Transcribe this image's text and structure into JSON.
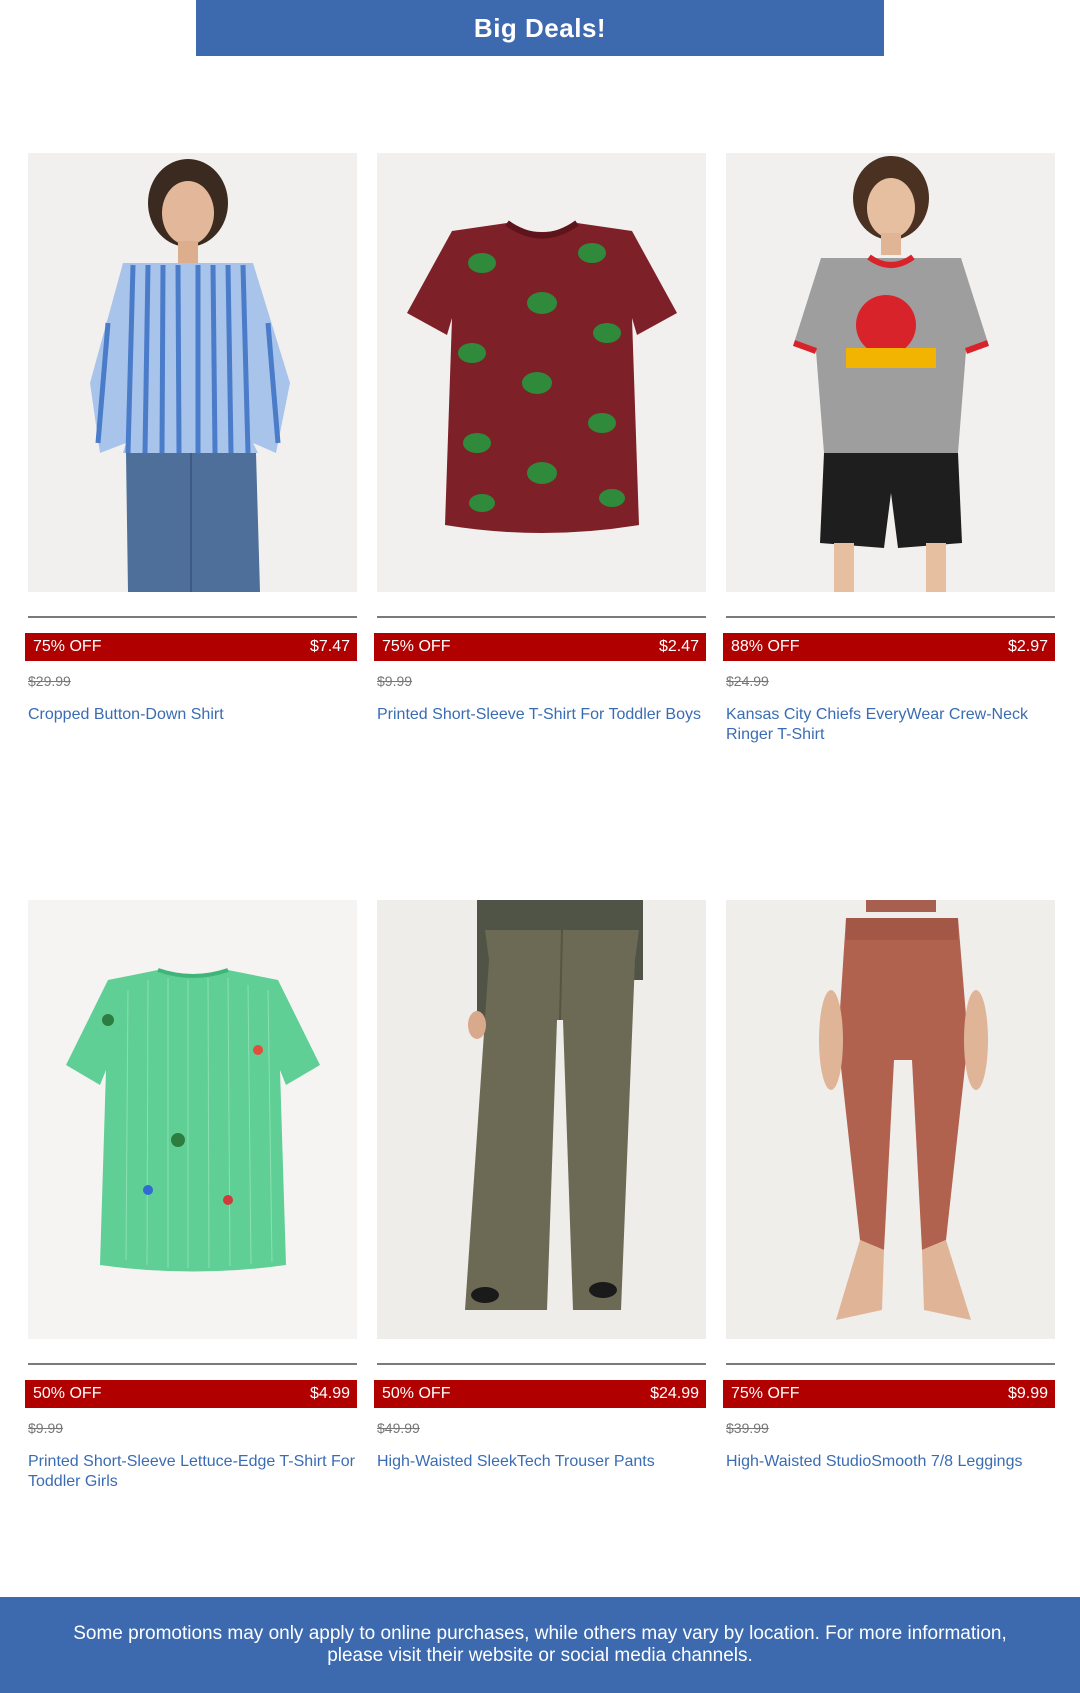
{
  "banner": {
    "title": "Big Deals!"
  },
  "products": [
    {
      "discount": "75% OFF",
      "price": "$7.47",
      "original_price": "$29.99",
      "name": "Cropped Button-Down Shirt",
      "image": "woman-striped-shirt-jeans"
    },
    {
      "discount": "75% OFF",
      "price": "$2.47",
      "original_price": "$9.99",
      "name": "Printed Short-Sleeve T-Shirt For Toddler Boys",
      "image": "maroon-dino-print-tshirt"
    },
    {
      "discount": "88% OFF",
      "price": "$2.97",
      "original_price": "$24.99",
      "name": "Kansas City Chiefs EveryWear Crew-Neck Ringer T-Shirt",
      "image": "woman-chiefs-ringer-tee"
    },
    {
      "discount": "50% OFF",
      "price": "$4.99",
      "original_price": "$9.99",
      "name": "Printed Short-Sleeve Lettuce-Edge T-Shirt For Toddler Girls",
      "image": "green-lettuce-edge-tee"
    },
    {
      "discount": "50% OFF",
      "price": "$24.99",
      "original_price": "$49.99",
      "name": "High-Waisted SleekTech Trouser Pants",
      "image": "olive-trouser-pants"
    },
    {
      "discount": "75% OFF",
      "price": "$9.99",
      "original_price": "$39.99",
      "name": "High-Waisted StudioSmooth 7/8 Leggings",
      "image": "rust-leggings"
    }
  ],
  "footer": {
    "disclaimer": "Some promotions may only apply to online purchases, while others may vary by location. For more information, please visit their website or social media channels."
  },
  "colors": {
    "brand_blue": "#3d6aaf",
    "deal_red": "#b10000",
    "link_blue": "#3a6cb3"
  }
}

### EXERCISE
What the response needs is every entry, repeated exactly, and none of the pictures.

### THE ANSWER
Transcribe this image's text and structure into JSON.
{
  "banner": {
    "title": "Big Deals!"
  },
  "products": [
    {
      "discount": "75% OFF",
      "price": "$7.47",
      "original_price": "$29.99",
      "name": "Cropped Button-Down Shirt",
      "image": "woman-striped-shirt-jeans"
    },
    {
      "discount": "75% OFF",
      "price": "$2.47",
      "original_price": "$9.99",
      "name": "Printed Short-Sleeve T-Shirt For Toddler Boys",
      "image": "maroon-dino-print-tshirt"
    },
    {
      "discount": "88% OFF",
      "price": "$2.97",
      "original_price": "$24.99",
      "name": "Kansas City Chiefs EveryWear Crew-Neck Ringer T-Shirt",
      "image": "woman-chiefs-ringer-tee"
    },
    {
      "discount": "50% OFF",
      "price": "$4.99",
      "original_price": "$9.99",
      "name": "Printed Short-Sleeve Lettuce-Edge T-Shirt For Toddler Girls",
      "image": "green-lettuce-edge-tee"
    },
    {
      "discount": "50% OFF",
      "price": "$24.99",
      "original_price": "$49.99",
      "name": "High-Waisted SleekTech Trouser Pants",
      "image": "olive-trouser-pants"
    },
    {
      "discount": "75% OFF",
      "price": "$9.99",
      "original_price": "$39.99",
      "name": "High-Waisted StudioSmooth 7/8 Leggings",
      "image": "rust-leggings"
    }
  ],
  "footer": {
    "disclaimer": "Some promotions may only apply to online purchases, while others may vary by location. For more information, please visit their website or social media channels."
  },
  "colors": {
    "brand_blue": "#3d6aaf",
    "deal_red": "#b10000",
    "link_blue": "#3a6cb3"
  }
}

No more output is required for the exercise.